The job of Veterans Affairs Secretary Eric Shinseki may be on the line today as he meets with President Obama over the growing scandal, just a day after Shinseki apologized to veterans and lawmakers for the agency’s mismanagement of the VA hospitals.
“After Wednesday’s release of an interim inspector general report, we now know that VA has a systemic, totally unacceptable lack of integrity within some of our veterans’ health facilities,” Shinseki said at a conference of the National Coalition for Homeless Veterans, the New York Times reported.
“That breach of integrity is irresponsible, it is indefensible and it is unacceptable to me,” he said. “I extend an apology to the people whom I care most deeply about — that’s the veterans of this great country, to their families and loved ones, who I have been honored to serve.”
But it’s not clear whether Shinseki’s contrition will be enough to save his job during the meeting scheduled for 10:15 a.m.
The president taped an interview for “Live with Kelly and Michael” in which he said he would have “a serious conversation” with Shinseki. Obama intimated that the secretary might lose his job as he confronts him with the reports of problems at the department.
Obama said he would ask him “whether he thinks that he is prepared and has the capacity to take on the job of fixing it.”
Last week the president said of the scandal, “If these allegations prove to be true, it is dishonorable, it is a disgrace and I will not tolerate it. Period. I will not stand for it. Not as commander in chief, but also not as an American. None of us should.”
Asked if he would seek Shinseki’s resignation, Obama said, ”Rick’s attitude is that, if he doesn’t think he can do a good job on this and if he thinks he’s let our veterans down, then I’m sure that he’s not going to be interested in continuing to serve.”
“At this stage, Rick is committed to solving the problem.”
The VA’s inspector general announced last week that his office is investigating charges that misconduct has occurred at 26 facilities around the country, including a Phoenix hospital where 40 veterans allegedly died while waiting for care and staff rigged record-keeping to cover up long wait times.

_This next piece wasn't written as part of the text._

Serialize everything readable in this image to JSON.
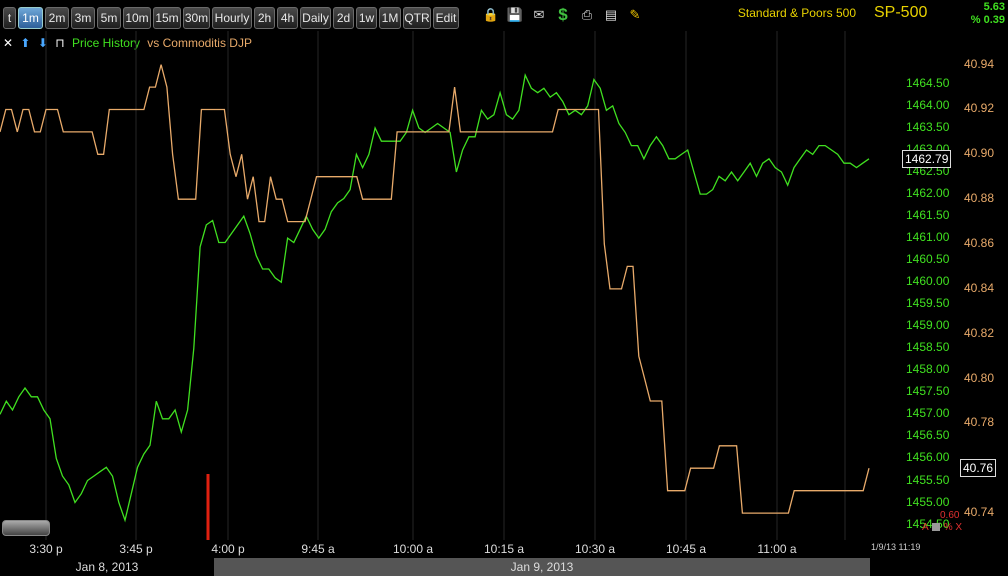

At least 100 lawmakers have called on Shinseki to resign, putting considerable pressure on the president to make a move — though it took months for him to accept the resignation of former Health and Human Services Secretary Kathleen Sebelius after the disastrous launch of the Obamacare website.
Things were looking especially bad for Shinseki—a former Army chief of staff who lost half of his right foot to a land mine in Vietnam—considering the comments of one of his friends, Barry McCaffrey, the retired four-star Army general.
McCaffrey said yesterday that it was probably time for Shinseki to step down.
“If I was advising Ric as a friend, which I am, I would tell him to send over a two-line note to the president that says: ‘It’s been an honor to serve. I’m no longer viable. Goodbye,’ ” McCaffrey said, according to the Wall Street Journal.
But House Speaker John Boehner (R-Ohio) curiously avoided the resignation question.
“The question I ask myself is him resigning going to get us to the bottom of the problem, is it going to help us find out what’s really going on?” he said. “And the answer I keep coming to is no.”
Sergeant Major Jack Tilley, the highest-ranking enlisted soldier in the Army from 2000 through 2004 who served under Shinseki when he was the Army chief of staff, said, “I know leaders, and he’s probably the best leader I have ever worked with. He’s not one of these guys who jumps up and down and beats on his chest and says, ‘Look, what I’ve done!’ “